We are hearing more and more news stories about people who just seem to momentarily losing their minds over what seems to be fairly trivial occurrences. In psychology, frustration is a common emotional response to opposition. Related to anger and disappointment, it arises from the perceived resistance to the fulfillment of individual will. The greater the obstruction, and the greater the will, the more the frustration is likely to be. Causes of frustration may be internal or external.
These days the country, and the world at large seems to be experiencing a sense of low level dread because of the economy, the national debt and too many other things to list here. Suffice to say, you know what concerns you on a daily basis. That is the bad news.
The good news is that you can learn how to control frustration, irritation and anger by recognizing the “triggering thoughts” that set off these unfortunate and debilitating emotions. You see, the actual event that one experiences does NOT cause angry and frustrating emotions. It’s the internal thought you think to yourself about that event—the negative or fearful thought—that causes an emotional reaction.
Once you understand the self-talk habits you have developed such as, telling yourself that “These people are ——- (fill in the blanks here)”, you can easily learn how to stop, recognize that your thoughts at that moment are not helpful ones and instantly change those thoughts to ones that will not lead to angry, frustrated, and potentially dangerous reactions.
Employing positive affirmations is another way to help you to ward off anger-producing provocations. For example, telling yourself that “I have a positive, patient and healthy attitude today,” will help you to actually be more patient when you are feeling provoked to becoming irritated.

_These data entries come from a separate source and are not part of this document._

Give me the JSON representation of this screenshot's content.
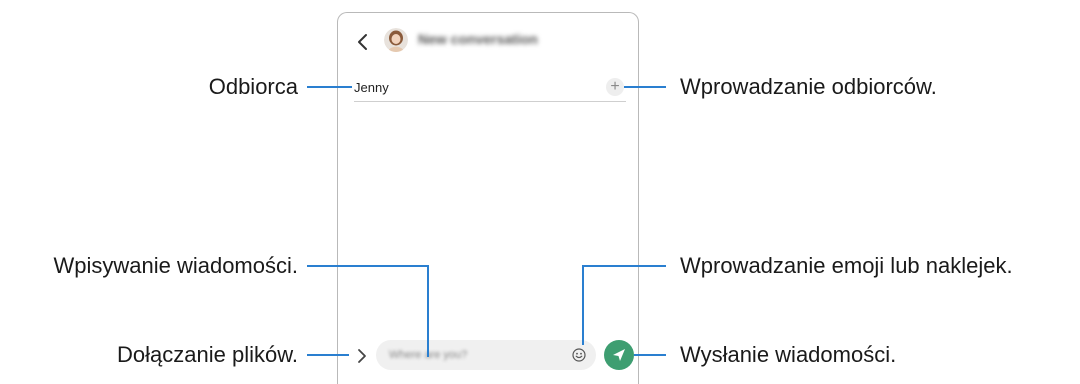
{
  "header": {
    "title": "New conversation",
    "back_icon": "chevron-left-icon",
    "avatar": "contact-avatar"
  },
  "recipient": {
    "name": "Jenny",
    "add_symbol": "+"
  },
  "composer": {
    "placeholder": "Where are you?",
    "attach_icon": "chevron-right-icon",
    "emoji_icon": "smiley-icon",
    "send_icon": "paper-plane-icon",
    "send_color": "#3e9e71"
  },
  "callouts": {
    "recipient": "Odbiorca",
    "enter_recipients": "Wprowadzanie odbiorców.",
    "type_message": "Wpisywanie wiadomości.",
    "emoji_stickers": "Wprowadzanie emoji lub naklejek.",
    "attach_files": "Dołączanie plików.",
    "send_message": "Wysłanie wiadomości."
  },
  "colors": {
    "callout_line": "#2a7fd0"
  }
}
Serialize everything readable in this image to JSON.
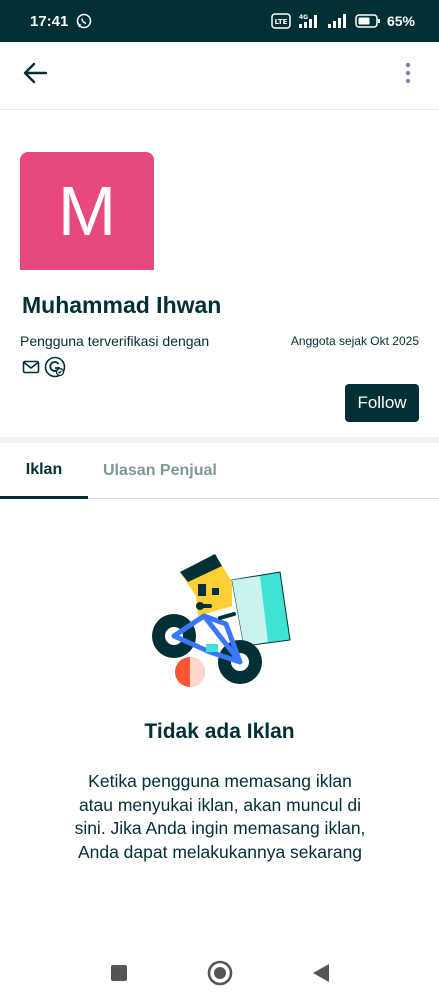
{
  "status_bar": {
    "time": "17:41",
    "network": "4G",
    "volte": "Vo LTE",
    "battery": "65%"
  },
  "app_bar": {
    "back_icon": "arrow-left-icon",
    "menu_icon": "more-vertical-icon"
  },
  "profile": {
    "avatar_letter": "M",
    "avatar_color": "#e8497c",
    "name": "Muhammad Ihwan",
    "verified_text": "Pengguna terverifikasi dengan",
    "member_since": "Anggota sejak Okt 2025",
    "verify_icons": [
      "mail-icon",
      "google-icon"
    ],
    "follow_label": "Follow"
  },
  "tabs": [
    {
      "label": "Iklan",
      "active": true
    },
    {
      "label": "Ulasan Penjual",
      "active": false
    }
  ],
  "empty_state": {
    "title": "Tidak ada Iklan",
    "lines": [
      "Ketika pengguna memasang iklan",
      "atau menyukai iklan, akan muncul di",
      "sini. Jika Anda ingin memasang iklan,",
      "Anda dapat melakukannya sekarang"
    ]
  },
  "nav_bar": {
    "recent_icon": "square-icon",
    "home_icon": "circle-home-icon",
    "back_icon": "triangle-back-icon"
  },
  "colors": {
    "primary": "#002f34",
    "avatar": "#e8497c",
    "muted": "#7f9799"
  }
}
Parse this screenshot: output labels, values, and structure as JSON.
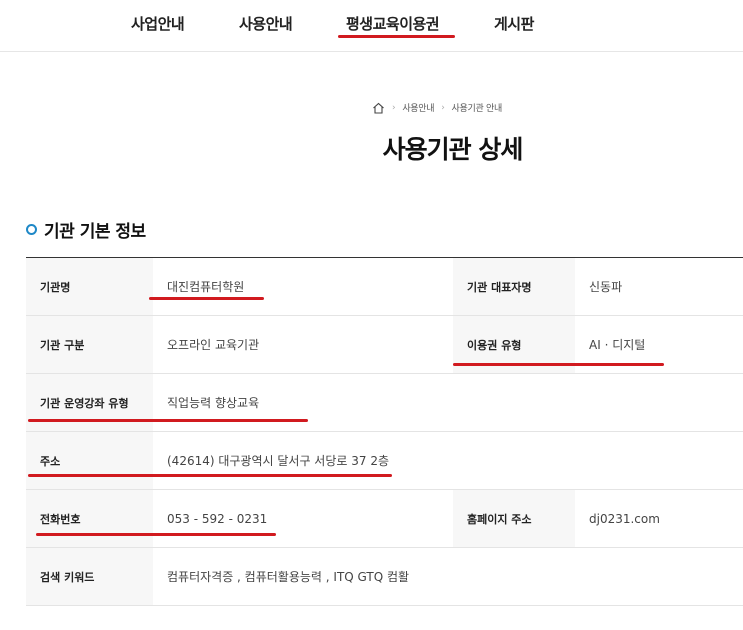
{
  "nav": {
    "items": [
      "사업안내",
      "사용안내",
      "평생교육이용권",
      "게시판"
    ]
  },
  "breadcrumb": {
    "items": [
      "사용안내",
      "사용기관 안내"
    ]
  },
  "page_title": "사용기관 상세",
  "section_title": "기관 기본 정보",
  "table": {
    "row1": {
      "label1": "기관명",
      "value1": "대진컴퓨터학원",
      "label2": "기관 대표자명",
      "value2": "신동파"
    },
    "row2": {
      "label1": "기관 구분",
      "value1": "오프라인 교육기관",
      "label2": "이용권 유형",
      "value2": "AI · 디지털"
    },
    "row3": {
      "label1": "기관 운영강좌 유형",
      "value1": "직업능력 향상교육"
    },
    "row4": {
      "label1": "주소",
      "value1": "(42614) 대구광역시 달서구 서당로 37 2층"
    },
    "row5": {
      "label1": "전화번호",
      "value1": "053 - 592 - 0231",
      "label2": "홈페이지 주소",
      "value2": "dj0231.com"
    },
    "row6": {
      "label1": "검색 키워드",
      "value1": "컴퓨터자격증 , 컴퓨터활용능력 , ITQ GTQ 컴활"
    }
  },
  "colors": {
    "underline": "#d11a1f",
    "section_icon": "#1e88c7"
  }
}
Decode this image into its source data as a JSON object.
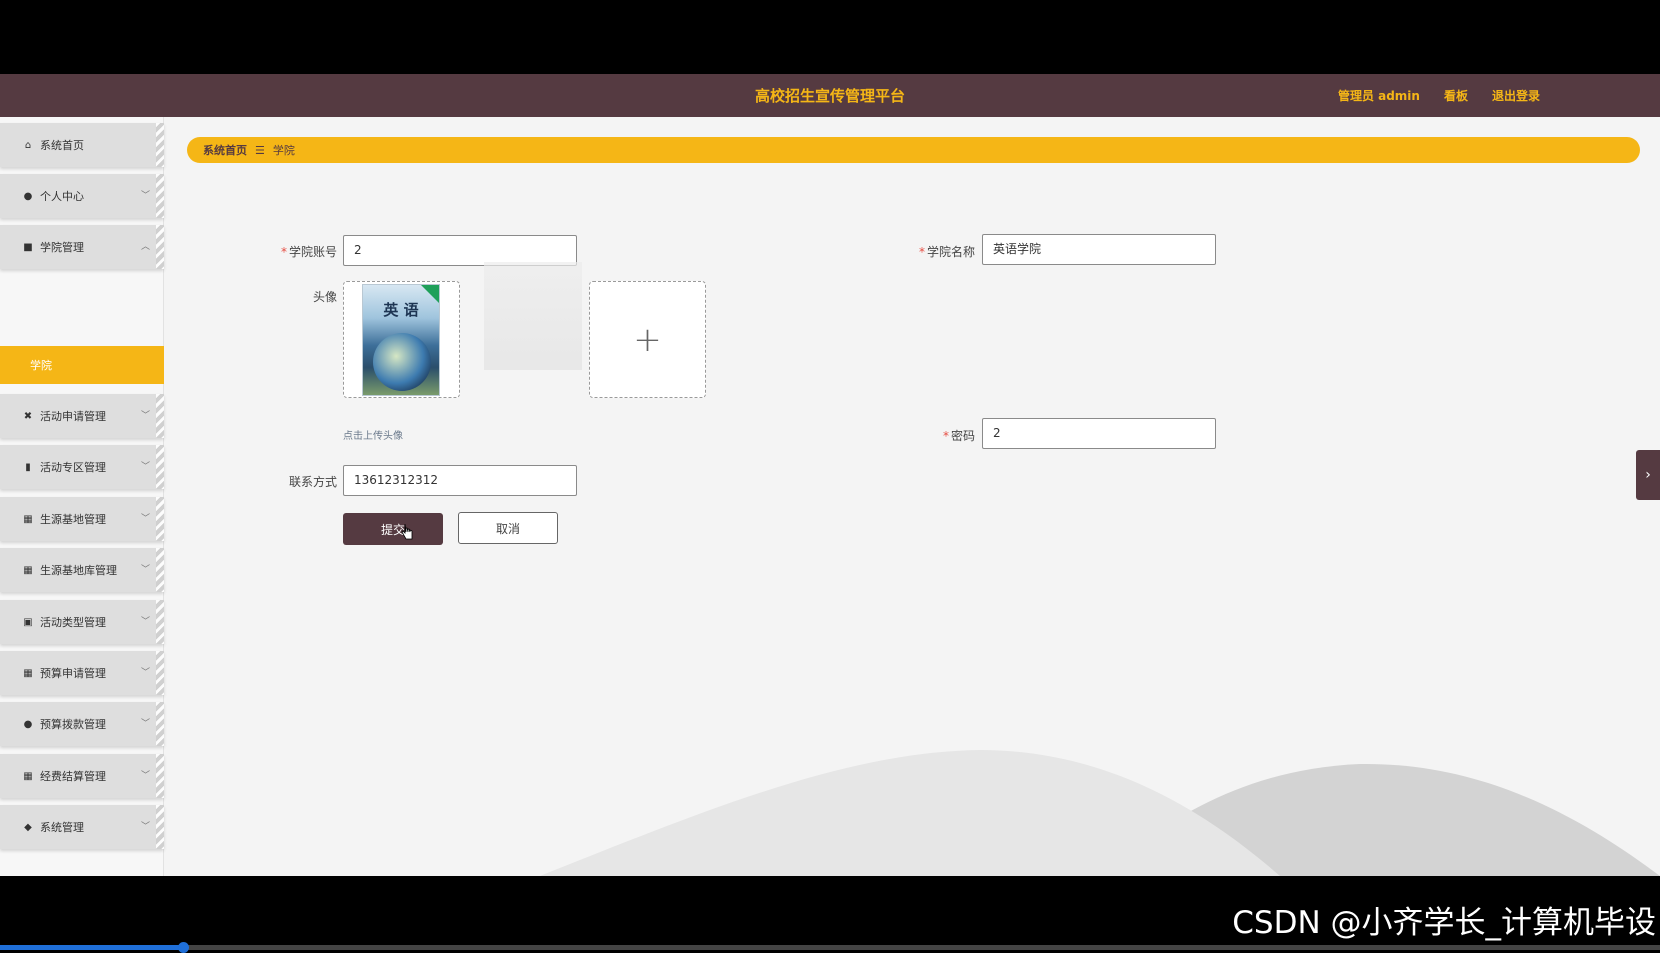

I recently produced a hypnotic series, How to Permanently Master Your Anger, so that you can quickly learn to desensitize yourself from these emotions, using the amazing power of hypnosis.